There are huge advantages all round for the standardisation of this technique. Two questions for you boffins-could part/all of this process be autopiloted? Second-could traps only be fitted to the QE’2s? The main cost by far,as I understand it is in the cats. If there were traps then the F35 could land conventionally. Also the VSTOL ‘B’ has the ability to reduce its approach speed to far lower than a conventional aircraft so a trap in this instance would not need to be constructed to cope with the stresses of high speed landings?
Flat Top Boffins?


Most of the approach in SRVL is automated, control laws and approaches were developed a long time ago at Warton in the simulator.

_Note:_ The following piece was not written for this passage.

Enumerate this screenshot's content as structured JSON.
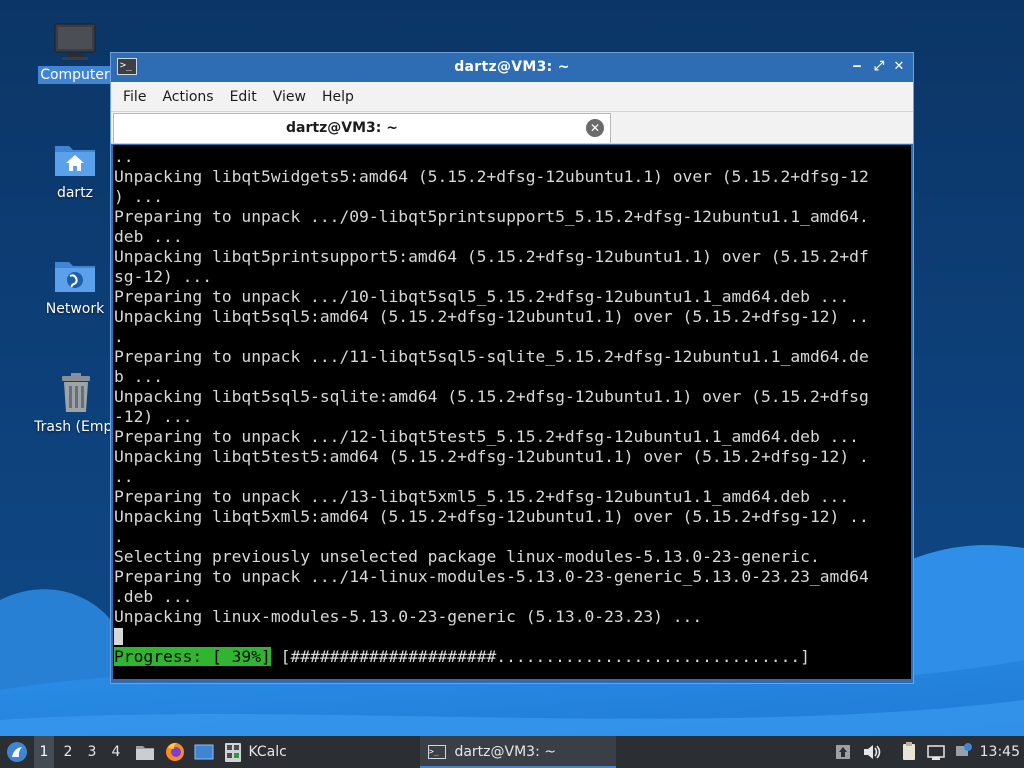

Traps would cost near the same amount of money as cats. The real cost is the rebuild of the ship. Once its torn open the real costs are already in place, if you were adding traps you may as well add cats.

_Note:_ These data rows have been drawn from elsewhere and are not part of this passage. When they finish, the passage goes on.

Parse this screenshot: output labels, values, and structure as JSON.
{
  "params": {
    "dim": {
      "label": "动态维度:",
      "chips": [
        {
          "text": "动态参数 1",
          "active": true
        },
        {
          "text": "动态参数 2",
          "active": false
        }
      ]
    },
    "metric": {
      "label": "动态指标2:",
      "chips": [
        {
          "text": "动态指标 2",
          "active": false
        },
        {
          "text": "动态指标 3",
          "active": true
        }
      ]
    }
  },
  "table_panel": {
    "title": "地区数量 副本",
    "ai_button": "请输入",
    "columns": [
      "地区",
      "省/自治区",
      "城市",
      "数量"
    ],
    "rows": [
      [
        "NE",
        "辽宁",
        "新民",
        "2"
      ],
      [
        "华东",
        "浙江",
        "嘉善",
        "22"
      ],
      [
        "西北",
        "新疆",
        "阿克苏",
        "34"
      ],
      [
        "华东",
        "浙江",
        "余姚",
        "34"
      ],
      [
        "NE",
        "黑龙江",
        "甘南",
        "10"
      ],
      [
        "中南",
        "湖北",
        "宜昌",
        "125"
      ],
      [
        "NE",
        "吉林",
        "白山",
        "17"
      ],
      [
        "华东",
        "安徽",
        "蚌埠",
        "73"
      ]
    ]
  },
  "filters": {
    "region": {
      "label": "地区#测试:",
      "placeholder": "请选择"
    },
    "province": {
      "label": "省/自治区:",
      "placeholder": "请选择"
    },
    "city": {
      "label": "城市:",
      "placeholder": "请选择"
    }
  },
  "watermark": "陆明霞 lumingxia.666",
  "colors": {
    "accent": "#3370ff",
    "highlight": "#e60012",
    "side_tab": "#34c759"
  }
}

A full EMALS and AAG set alone will cost c$500m without the design work and dockyard rebuild (which would be extensive).


I would also ask about the stength of the aircraft with regards to the loads from the ‘hook’. Each F35 variant is quite different so it is entirely possible that the tail assembly / rear fuselage of the F35B is NOT stressed for the landing loads.

I would also suggest that there might be similar load concerns for the nose gear / forward fuselage for a cat…

So a switch to CAT and traps might require new aircraft to make use of the extra capabilities…

Cheers CR

Paul T

Indeed CR, even the ‘C’ had to have it’s Tail Hook Redesigned.


Thank you Paul/CR/Rudeboy. So not as simple as a layman like myself would imagine.!


Here’s another thought Gents. Here in South Africa on some steep and dangerous downhills we have dedicated heavy duty lanes with arrestor beds filled with sand for trucks where breaks fail. Perhaps a sand pit half way down the QE’s deck with a sliding cover? :):):)
Maybe not!

Bloke down the pub

According to Sharkey Ward’s book Sea Harrier over the Falklands, early trials on HMS Ark Royal of the P1127 included rolling landings.


GR3s used to do rolling landings when operating from small roads.


I have to say that I think overall the RN and UK industry have done a fantastic job with the carriers. without government interfering these would have come in around £1-2 bn cheaper which would be a stunning achievement. Even set against a Wasp class carrier it is exceptional value for money at £3.6bn per vessel. The one thing I hope the review does resolve once and for all, is the pace of build, the RN/RFA has a requirement to build 3 significant vessels per annum and 100 lesser vessels and I believe this can be accommodated over 4 or… Read more »


something must be happening in the north east of England, for the last week i have seen a constant flow of apache and chinook helicopters heading from what could be RAF Leeming going north, during the morning, but then returning late at night early hours of the morning, neighbours were complaining about the noise but i told them it,s nice to see them out and about rather than sitting around doing nothing, not sure if this has anything to with HMSQE but could have been part of something….


slightly nerdy and off-topic but anyone else notice the starboard propeller wake??